So you have just read about turmeric and its amazing benefits and decided to give it a try. You went online to check out what is available.
You are stunned! There are so many brands available selling turmeric powder online. Everyone claiming to be the best.
This is a very common situation. Even if you have bought the most expensive product it is still no surety of quality of powder. So how can you check if the turmeric powder you bought is really pure turmeric?
I will answer this but before that let me talk about some most common ways to adulterate turmeric powder.
How is turmeric powder adulterated?
There are two common ways to do so:
Adding fillers, which may or may not have any nutritional value or may actually end up harming you in long term. Some common fillers are saw dust, rice flour, starch, etc.
Use of Color dyes to give the traditional turmeric color to added fillers. The use of metanil yellow colour and lead chromate are most common. The use of color is common in countries like India. Thus is unfortunate as India is largest producer, consumer and exporter of turmeric in the world. This is known to negatively impact nervous system of body and may cause cancer according to some experts.
But fortunately there are some ways to find the difference. Let’s discuss them.
How to identify genuine turmeric powder
My mother can differentiate between an adulterated one and genuine by looking, smelling, rubbing, tasting, etc. But it is hard to describe that process as it is based on experience and not exact science. It confuses me a lot 🙂

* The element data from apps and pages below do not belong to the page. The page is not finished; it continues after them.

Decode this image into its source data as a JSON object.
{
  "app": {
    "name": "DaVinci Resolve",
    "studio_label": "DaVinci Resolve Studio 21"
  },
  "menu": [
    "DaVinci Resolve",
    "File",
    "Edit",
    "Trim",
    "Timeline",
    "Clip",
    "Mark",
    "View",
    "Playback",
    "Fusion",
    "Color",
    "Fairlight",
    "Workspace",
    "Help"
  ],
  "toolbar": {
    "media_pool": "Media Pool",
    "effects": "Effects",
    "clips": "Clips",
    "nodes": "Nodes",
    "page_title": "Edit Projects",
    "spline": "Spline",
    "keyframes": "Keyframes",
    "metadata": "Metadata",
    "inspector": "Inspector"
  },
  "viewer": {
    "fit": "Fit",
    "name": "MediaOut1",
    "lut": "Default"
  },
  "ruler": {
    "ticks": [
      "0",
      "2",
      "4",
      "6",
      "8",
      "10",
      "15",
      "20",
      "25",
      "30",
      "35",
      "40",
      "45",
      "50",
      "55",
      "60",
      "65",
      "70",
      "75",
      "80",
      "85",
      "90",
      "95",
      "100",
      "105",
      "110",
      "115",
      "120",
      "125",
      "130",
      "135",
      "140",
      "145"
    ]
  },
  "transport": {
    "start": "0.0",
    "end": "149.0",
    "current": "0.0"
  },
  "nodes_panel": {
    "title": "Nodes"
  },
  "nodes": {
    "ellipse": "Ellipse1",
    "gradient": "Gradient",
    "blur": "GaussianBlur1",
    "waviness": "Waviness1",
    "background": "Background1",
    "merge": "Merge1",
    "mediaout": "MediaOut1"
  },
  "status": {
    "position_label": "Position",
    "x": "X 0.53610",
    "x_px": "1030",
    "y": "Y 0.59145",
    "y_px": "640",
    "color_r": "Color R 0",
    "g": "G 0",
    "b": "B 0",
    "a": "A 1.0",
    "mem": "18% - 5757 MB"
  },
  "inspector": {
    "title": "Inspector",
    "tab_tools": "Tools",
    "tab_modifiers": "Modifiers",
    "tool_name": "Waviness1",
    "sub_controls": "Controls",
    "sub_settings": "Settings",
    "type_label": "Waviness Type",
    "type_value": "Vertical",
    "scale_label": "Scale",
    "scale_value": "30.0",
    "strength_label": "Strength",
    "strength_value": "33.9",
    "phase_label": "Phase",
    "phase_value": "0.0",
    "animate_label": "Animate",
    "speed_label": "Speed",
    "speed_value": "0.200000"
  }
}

But there are some other more scientific ways to do tests too. Here they are
Turmeric artificial color test
Here is the test for artificial colors in turmeric.
Test 1: For Metanil Yellow
Take one teaspoon of turmeric powder in a test tube / glass flask. Then add few drops of concentrated Hydrocholric acid (HCL) in it.
If pink color appears instantly but then disappears after adding some water turmeric does not have the artificial
color. But if the color remains, it has artificial color — metanil yellow.
Note: a few people over internet have mentioned that one can also use lemon instead of HCL, but I cannot confirm that.
Test 2: For Lead Chromate
This one is a bit difficult than the first one. Take sample of turmeric. Ash the sample. Collect the ash in a flask / test tube and add 1:7 Sulphuric acid to it.
Mix the sample and then filter it into another beaker / flask (basically the ash will remain in the filter while liquid will come down).
Next add a few drops (1 or 2) of 0.1% dipenylcarbazide into the solution. If it turns pink it has Lead chromate.
Turmeric chalk powder test
Take small amount of turmeric. Add it into a test tube / glass flask. Add some water.
Then add a few drops of concentrated HCL to it. If you witness effervescence then there is chalk powder present in turmeric.
This test is also applicable for testing turmeric for yellow soapstone.
Microscope test for starch in turmeric powder
Starch of rice, maize, wheat etc. are also added to turmeric powder.
Under a microscope Turmeric looks like big, yellow and angular particles. While the added starch particles are small and colorless.
Water test for chalk powder in turmeric
This is easiest of all test and can be done quickly to find if there is chalk powder added to your turmeric. Here it is:
Take some warm water in a clear glass and then drop 1 teaspoon of turmeric powder on its surface. Just put it and let it do its job – do not stir.
Soon you will see chunks of turmeric powder settling at the bottom of the glass. Then lots of sediments settling too, making the water cloudy.
Check after 20 min, if you see sediment at bottom but the water is clear yellow (not cloudy). Then there is no chalk powder in the turmeric.
If the water looks cloudy (means you cannot see through the glass clearly), then there maybe chalk added to the powder.
I do not have HCL nor Sulphuric Acid – what should I do?
While one can do the chalk test but it is the artificial colors present one should be more worried about. How do you check them as rarely people will have access to HCl or Sulphuric acid.
This is a good question. As even I do not have these chemicals to test my turmeric. But there are a few things we can still do:
If you buy in bulk
Ask your supplier to get these tests done for you, if possible in front of you and from a random sample.
Even if you cannot get it done in front of you, I am sure just asking for a test report will ensure they give good quality stuff to you. As the report can be used as an evidence against them in court of law if adulteration is found later.
If you buy in small quantities
Go for brands which are independently certified for quality. I am saying this as every brand says they are the best. But having an independent certification of quality helps.
Some such certifications are:
- Safe Quality Food (SQF)
- Hazards and Critical Control Points (HACCP) – issued by WHO
- Good Manufacturing Practices (GMP)
- International Organization for Standardization (ISO) 9001:2000
- Orthodox Union (OU) Kosher
- International organic certifications such as: USDA, EU, and NSOP (India)
Do these tests apply for supplements?
I am not sure as supplements may contain additional ingredients and thus they may interfere with the above mentioned tests.
But most of the quality certifications mentioned above should still be valid. So you should consider that method to chose a good quality supplement.
In the end..
Turmeric is miracle of nature but we have to be really careful to ensure we are taking its pure form and not adulterated. Such products can do more harm than good. So be vigilant.